Work item: A faithful copy of every entry, with the pictures removed, is what is needed here.

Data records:

/---

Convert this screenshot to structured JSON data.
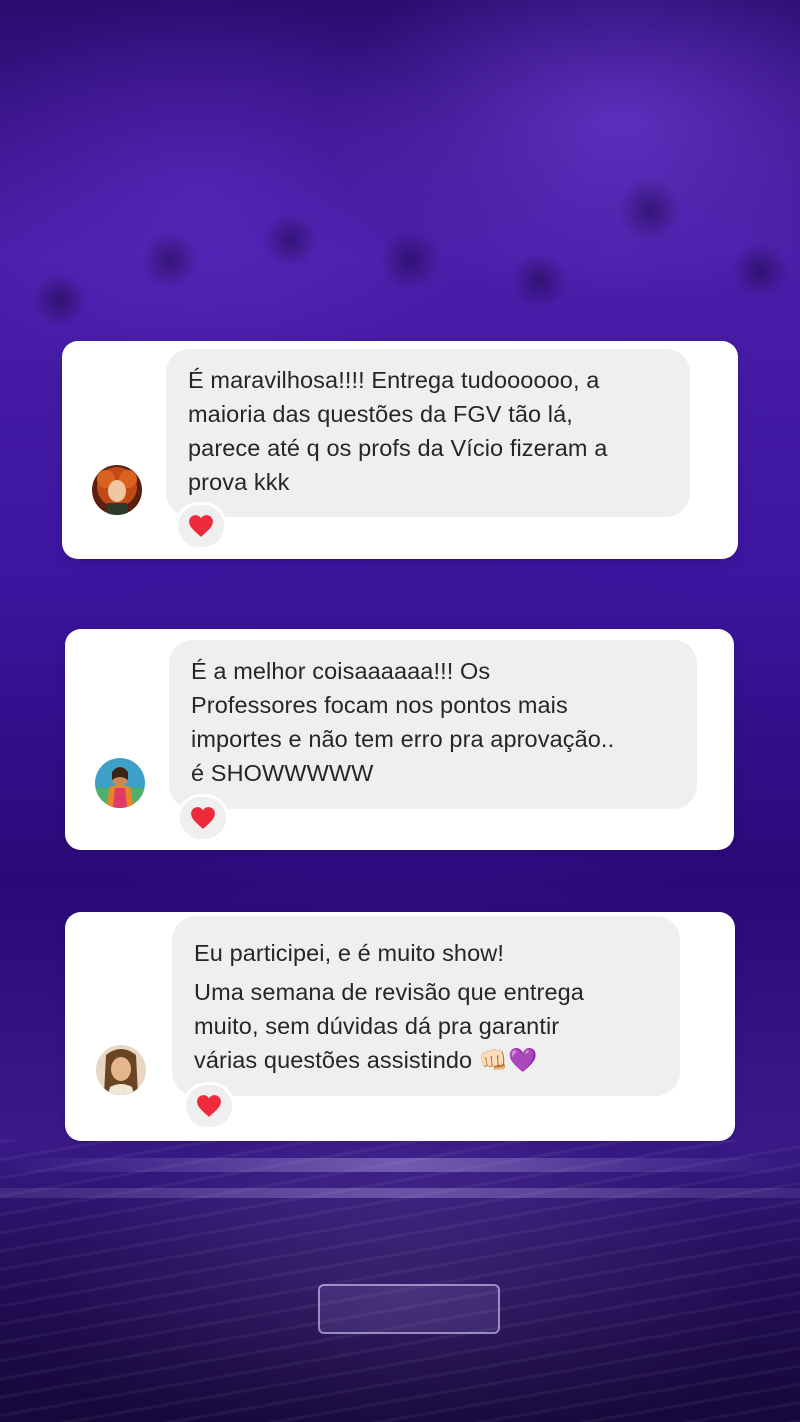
{
  "comments": [
    {
      "lines": [
        "É maravilhosa!!!! Entrega tudoooooo, a",
        "maioria das questões da FGV tão lá,",
        "parece até q os profs da Vício fizeram a",
        "prova kkk"
      ],
      "reaction": "heart-icon"
    },
    {
      "lines": [
        "É a melhor coisaaaaaa!!! Os",
        "Professores focam nos pontos mais",
        "importes e não tem erro pra aprovação..",
        "é SHOWWWWW"
      ],
      "reaction": "heart-icon"
    },
    {
      "lines": [
        "Eu participei, e é muito show!",
        "Uma semana de revisão que entrega",
        "muito, sem dúvidas dá pra garantir",
        "várias questões assistindo 👊🏻💜"
      ],
      "reaction": "heart-icon"
    }
  ],
  "colors": {
    "card": "#ffffff",
    "bubble": "#efefef",
    "text": "#262626",
    "heart": "#ed2b3c",
    "background": "#3c15a0"
  }
}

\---

Answer box:
Convert this screenshot to structured JSON data.
{
  "comments": [
    {
      "lines": [
        "É maravilhosa!!!! Entrega tudoooooo, a",
        "maioria das questões da FGV tão lá,",
        "parece até q os profs da Vício fizeram a",
        "prova kkk"
      ],
      "reaction": "heart-icon"
    },
    {
      "lines": [
        "É a melhor coisaaaaaa!!! Os",
        "Professores focam nos pontos mais",
        "importes e não tem erro pra aprovação..",
        "é SHOWWWWW"
      ],
      "reaction": "heart-icon"
    },
    {
      "lines": [
        "Eu participei, e é muito show!",
        "Uma semana de revisão que entrega",
        "muito, sem dúvidas dá pra garantir",
        "várias questões assistindo 👊🏻💜"
      ],
      "reaction": "heart-icon"
    }
  ],
  "colors": {
    "card": "#ffffff",
    "bubble": "#efefef",
    "text": "#262626",
    "heart": "#ed2b3c",
    "background": "#3c15a0"
  }
}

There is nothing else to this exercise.